Skip to main content


Buy Article:

$18.20 plus tax (Refund Policy)

The notion of a distinct 'executive power' was famously employed by Locke and Montesquieu; but the term potestas executiva, coined by medieval canonists, had been adopted by the early sixteenth-century theologian Cajetan, who located it as regimen medium in his defence of papal power against a revived 'conciliarist' challenge. The distinction between legislative sovereignty and a power effectively executive (though not always so designated) was used in post- Reformation political controversy and in Bodin's République.

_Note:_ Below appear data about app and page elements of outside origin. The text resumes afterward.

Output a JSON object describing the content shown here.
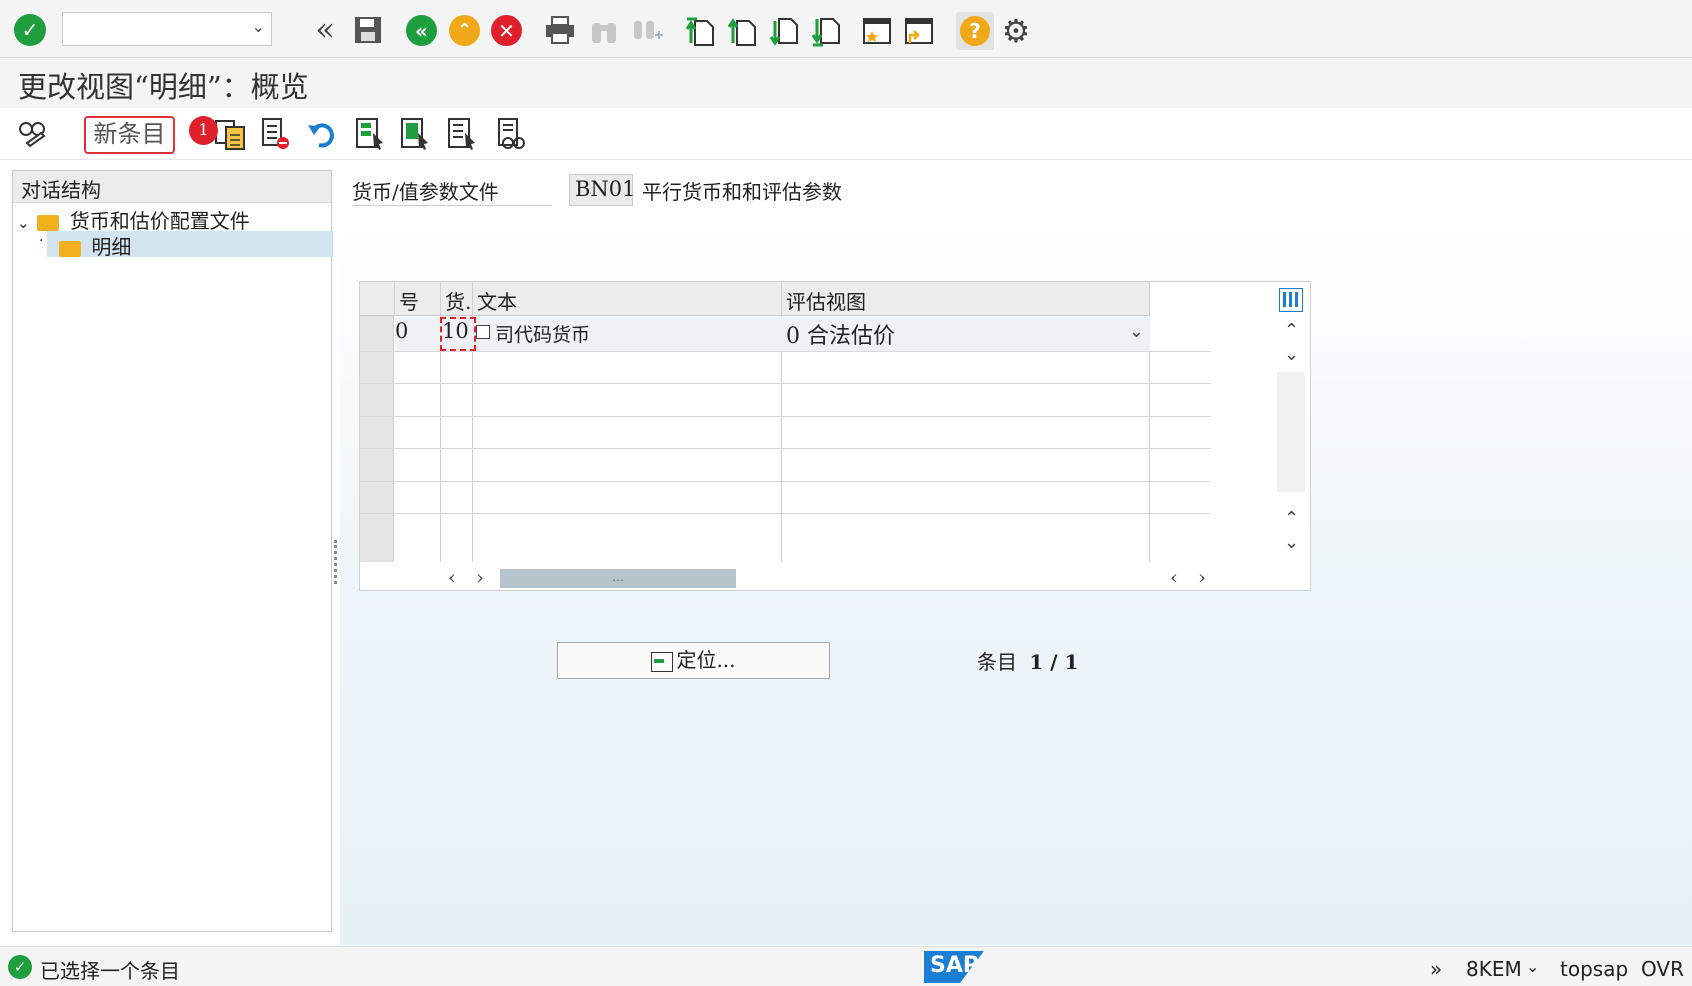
{
  "toolbar": {
    "command_placeholder": "",
    "icons": [
      "check-icon",
      "back-double-icon",
      "save-icon",
      "back-icon",
      "exit-icon",
      "cancel-icon",
      "print-icon",
      "find-icon",
      "find-next-icon",
      "first-page-icon",
      "prev-page-icon",
      "next-page-icon",
      "last-page-icon",
      "new-session-icon",
      "shortcut-icon",
      "help-icon",
      "settings-icon"
    ]
  },
  "title": "更改视图“明细”：概览",
  "app_toolbar": {
    "new_entry": "新条目",
    "badge": "1"
  },
  "tree": {
    "header": "对话结构",
    "items": [
      {
        "label": "货币和估价配置文件"
      },
      {
        "label": "明细"
      }
    ]
  },
  "param": {
    "label": "货币/值参数文件",
    "value": "BN01",
    "description": "平行货币和和评估参数"
  },
  "table": {
    "headers": [
      "号",
      "货.",
      "文本",
      "评估视图"
    ],
    "rows": [
      {
        "num": "0",
        "cur": "10",
        "text": "司代码货币",
        "view": "0  合法估价"
      }
    ],
    "scroll_thumb": "…"
  },
  "position_button": "定位...",
  "entries": {
    "label": "条目",
    "value": "1 / 1"
  },
  "status": {
    "message": "已选择一个条目",
    "logo": "SAP",
    "arrows": "»",
    "system": "8KEM",
    "host": "topsap",
    "mode": "OVR"
  },
  "colors": {
    "green": "#1e9e3c",
    "orange": "#f0a818",
    "red": "#e0202a",
    "blue": "#1a7fd4"
  }
}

From those beginnings it was developed by mid-seventeenth-century writers, from whom it passed to Locke; and the concept of the executive as a 'mediating' power was notably echoed by Rousseau.
No References
No Citations
No Supplementary Data
No Article Media
No Metrics

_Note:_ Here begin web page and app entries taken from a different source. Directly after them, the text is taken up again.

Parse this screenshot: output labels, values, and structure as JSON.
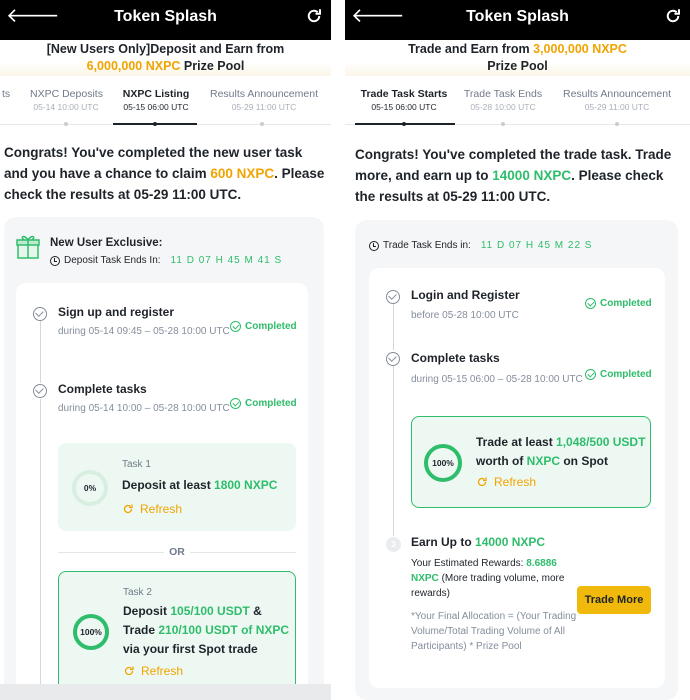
{
  "header": {
    "title": "Token Splash"
  },
  "left": {
    "banner_line1": "[New Users Only]Deposit and Earn from",
    "banner_amount": "6,000,000 NXPC",
    "banner_suffix": "Prize Pool",
    "tabs": [
      {
        "label": "ts",
        "date": ""
      },
      {
        "label": "NXPC Deposits",
        "date": "05-14 10:00 UTC"
      },
      {
        "label": "NXPC Listing",
        "date": "05-15 06:00 UTC"
      },
      {
        "label": "Results Announcement",
        "date": "05-29 11:00 UTC"
      }
    ],
    "congrats_a": "Congrats! You've completed the new user task and you have a chance to claim ",
    "congrats_amount": "600 NXPC",
    "congrats_b": ". Please check the results at 05-29 11:00 UTC.",
    "exclusive_title": "New User Exclusive:",
    "timer_label": "Deposit Task Ends In:",
    "countdown": "11 D  07 H  45 M  41 S",
    "steps": [
      {
        "title": "Sign up and register",
        "sub": "during 05-14 09:45 – 05-28 10:00 UTC",
        "status": "Completed"
      },
      {
        "title": "Complete tasks",
        "sub": "during 05-14 10:00 – 05-28 10:00 UTC",
        "status": "Completed"
      }
    ],
    "task1": {
      "label": "Task 1",
      "progress": "0%",
      "text_a": "Deposit at least ",
      "amount": "1800 NXPC",
      "refresh": "Refresh"
    },
    "or": "OR",
    "task2": {
      "label": "Task 2",
      "progress": "100%",
      "text_a": "Deposit ",
      "deposit": "105/100 USDT",
      "text_b": " & Trade ",
      "trade": "210/100 USDT of NXPC",
      "text_c": " via your first Spot trade",
      "refresh": "Refresh"
    }
  },
  "right": {
    "banner_a": "Trade and Earn from ",
    "banner_amount": "3,000,000 NXPC",
    "banner_suffix": "Prize Pool",
    "tabs": [
      {
        "label": "Trade Task Starts",
        "date": "05-15 06:00 UTC"
      },
      {
        "label": "Trade Task Ends",
        "date": "05-28 10:00 UTC"
      },
      {
        "label": "Results Announcement",
        "date": "05-29 11:00 UTC"
      }
    ],
    "congrats_a": "Congrats! You've completed the trade task. Trade more, and earn up to ",
    "congrats_amount": "14000 NXPC",
    "congrats_b": ". Please check the results at 05-29 11:00 UTC.",
    "timer_label": "Trade Task Ends in:",
    "countdown": "11 D  07 H  45 M  22 S",
    "steps": [
      {
        "title": "Login and Register",
        "sub": "before 05-28 10:00 UTC",
        "status": "Completed"
      },
      {
        "title": "Complete tasks",
        "sub": "during 05-15 06:00 – 05-28 10:00 UTC",
        "status": "Completed"
      }
    ],
    "task": {
      "progress": "100%",
      "text_a": "Trade at least ",
      "amount": "1,048/500 USDT",
      "text_b": " worth of ",
      "token": "NXPC",
      "text_c": " on Spot",
      "refresh": "Refresh"
    },
    "step3": {
      "num": "3",
      "title_a": "Earn Up to ",
      "title_amount": "14000 NXPC",
      "est_a": "Your Estimated Rewards: ",
      "est_amount": "8.6886 NXPC",
      "est_b": " (More trading volume, more rewards)",
      "note": "*Your Final Allocation = (Your Trading Volume/Total Trading Volume of All Participants) * Prize Pool",
      "button": "Trade More"
    }
  },
  "colors": {
    "green": "#2ebd6b",
    "gold": "#f0a400",
    "button": "#f0b90b"
  }
}
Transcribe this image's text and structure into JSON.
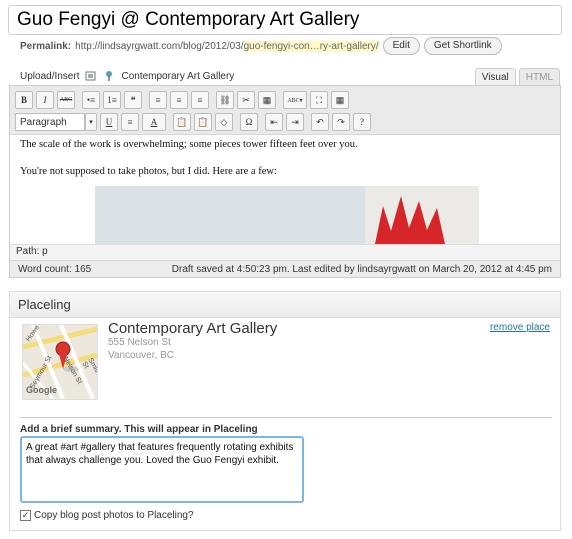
{
  "post": {
    "title": "Guo Fengyi @ Contemporary Art Gallery",
    "permalink_label": "Permalink:",
    "permalink_base": "http://lindsayrgwatt.com/blog/2012/03/",
    "permalink_slug": "guo-fengyi-con…ry-art-gallery/",
    "edit_label": "Edit",
    "shortlink_label": "Get Shortlink"
  },
  "upload": {
    "label": "Upload/Insert",
    "gallery_label": "Contemporary Art Gallery"
  },
  "tabs": [
    {
      "label": "Visual",
      "active": true
    },
    {
      "label": "HTML",
      "active": false
    }
  ],
  "toolbar": {
    "row1": [
      "B",
      "I",
      "ABC",
      "•≡",
      "1≡",
      "❝",
      "≡",
      "≡",
      "≡",
      "⛓",
      "✂",
      "▦",
      "ABC▾",
      "⛶",
      "▦"
    ],
    "format_select": "Paragraph",
    "row2": [
      "U",
      "≡",
      "A",
      "📋",
      "📋",
      "◇",
      "Ω",
      "⇤",
      "⇥",
      "↶",
      "↷",
      "?"
    ]
  },
  "content": {
    "p1": "The scale of the work is overwhelming; some pieces tower fifteen feet over you.",
    "p2": "You're not supposed to take photos, but I did. Here are a few:"
  },
  "path": "Path: p",
  "status": {
    "word_count": "Word count: 165",
    "draft_saved": "Draft saved at 4:50:23 pm. Last edited by lindsayrgwatt on March 20, 2012 at 4:45 pm"
  },
  "placeling": {
    "header": "Placeling",
    "place_name": "Contemporary Art Gallery",
    "address_line1": "555 Nelson St",
    "address_line2": "Vancouver, BC",
    "remove_link": "remove place",
    "summary_label": "Add a brief summary. This will appear in Placeling",
    "summary_text": "A great #art #gallery that features frequently rotating exhibits that always challenge you. Loved the Guo Fengyi exhibit.",
    "copy_photos_label": "Copy blog post photos to Placeling?",
    "copy_photos_checked": true,
    "map_labels": [
      "Howe St",
      "Nelson St",
      "Smithe St",
      "Seymour St",
      "Google"
    ]
  },
  "colors": {
    "link": "#21759b",
    "focus_border": "#7eb6e2",
    "slug_highlight": "#fff8c8",
    "pin": "#d9352c"
  }
}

Keywords: Bodin; Buchanan; Cajetan; Hunton; Lawson; Mair; Nedham; Rutherford; architectonic power; counsel; discretionary/decision-making power; executive as including judicial power; executive as subordinate; executive power; inchoate contitutive power; legislation vs administration; majestas realis/personalis; prerogative power/arcana imperii; separation of powers; soevereignty vs government

Document Type: Research Article

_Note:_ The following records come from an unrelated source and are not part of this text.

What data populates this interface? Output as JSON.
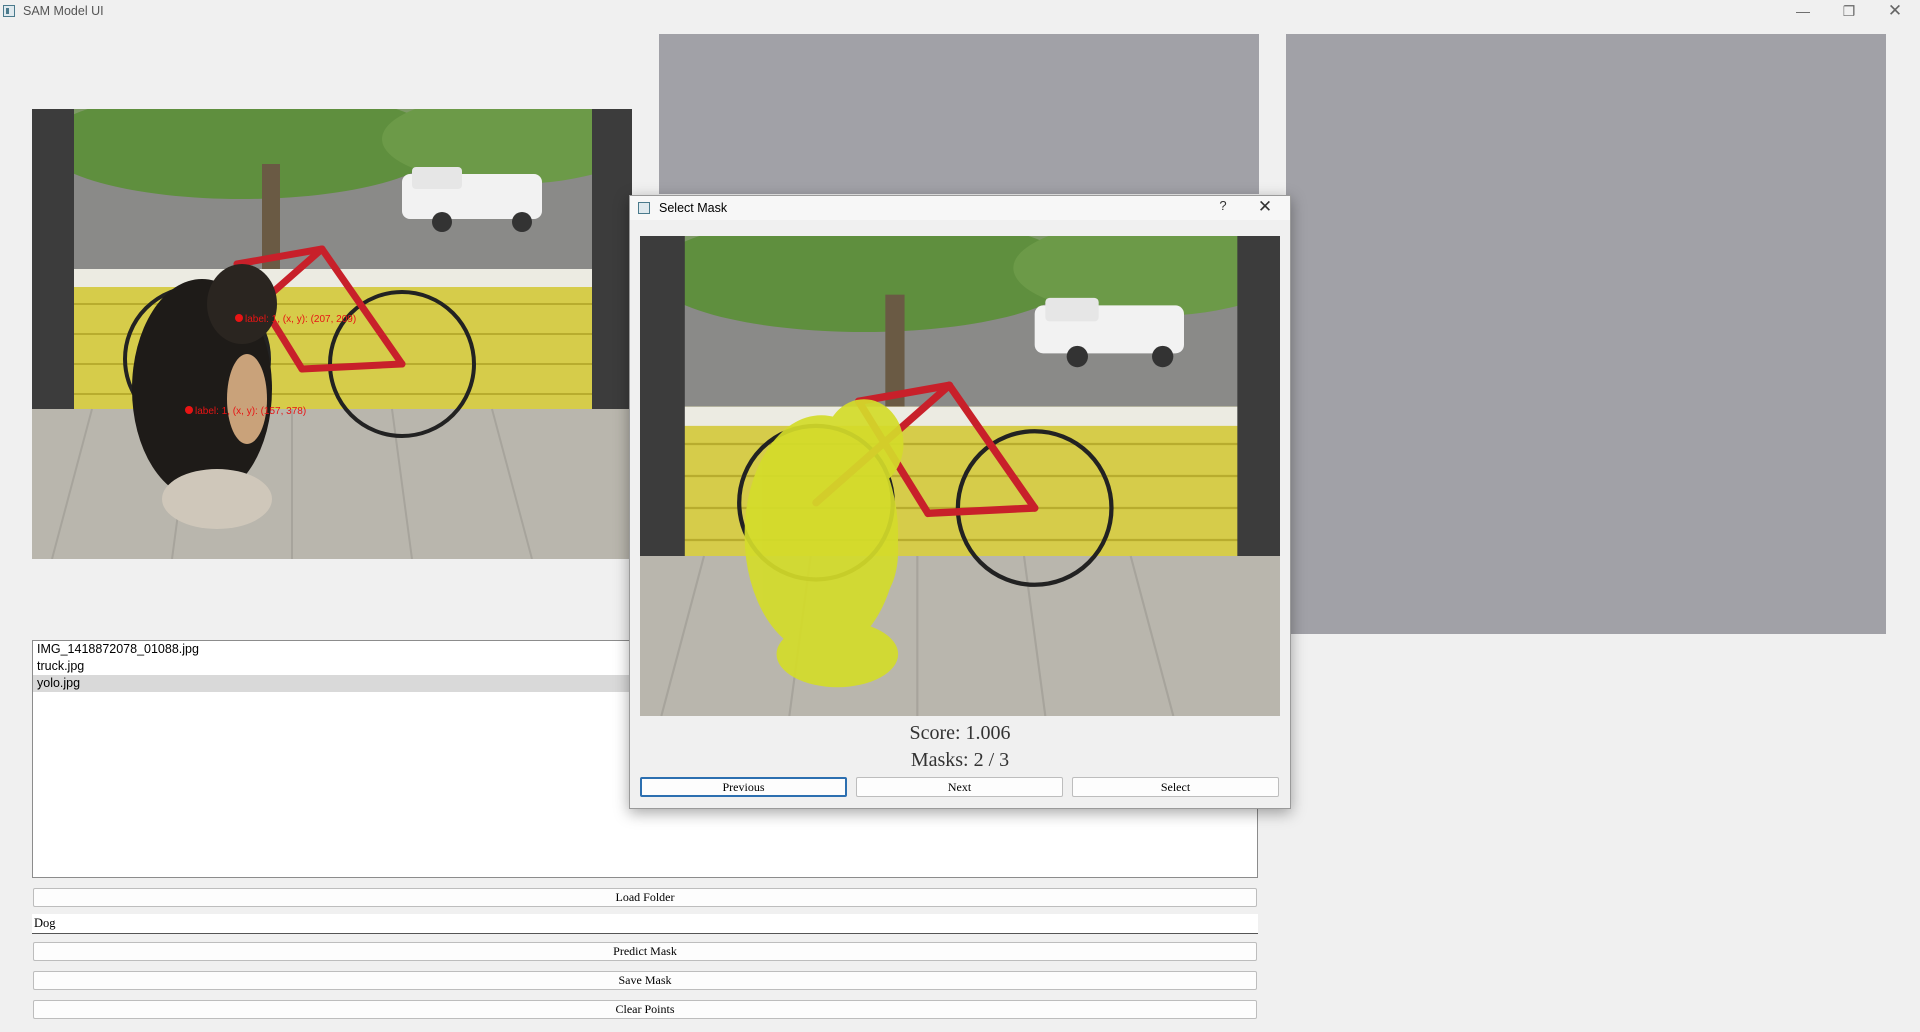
{
  "window": {
    "title": "SAM Model UI",
    "minimize": "—",
    "maximize": "❐",
    "close": "✕"
  },
  "main_image": {
    "point_labels": [
      "label: 1, (x, y): (207, 209)",
      "label: 1, (x, y): (157, 378)"
    ],
    "point_color": "#e81414"
  },
  "files": [
    "IMG_1418872078_01088.jpg",
    "truck.jpg",
    "yolo.jpg"
  ],
  "selected_file": "yolo.jpg",
  "buttons": {
    "load_folder": "Load Folder",
    "predict_mask": "Predict Mask",
    "save_mask": "Save Mask",
    "clear_points": "Clear Points"
  },
  "prompt_input": {
    "value": "Dog"
  },
  "dialog": {
    "title": "Select Mask",
    "help": "?",
    "close": "✕",
    "score": "Score: 1.006",
    "masks": "Masks: 2 / 3",
    "previous": "Previous",
    "next": "Next",
    "select": "Select",
    "mask_color": "#d4dc2a"
  },
  "colors": {
    "panel_gray": "#a1a1a7",
    "selection": "#d9d9d9",
    "focus_border": "#2c6fb0"
  }
}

Affiliations: 6 Chiltern House, Hillcrest Road, London W5 1HL

Publication date: 2008-01-01

  • Access Key
  • Free content
  • Partial Free content
  • New content
  • Open access content
  • Partial Open access content
  • Subscribed content
  • Partial Subscribed content
  • Free trial content
Cookie Policy
Cookie Policy
Ingenta Connect website makes use of cookies so as to keep track of data that you have filled in. I am Happy with this Find out more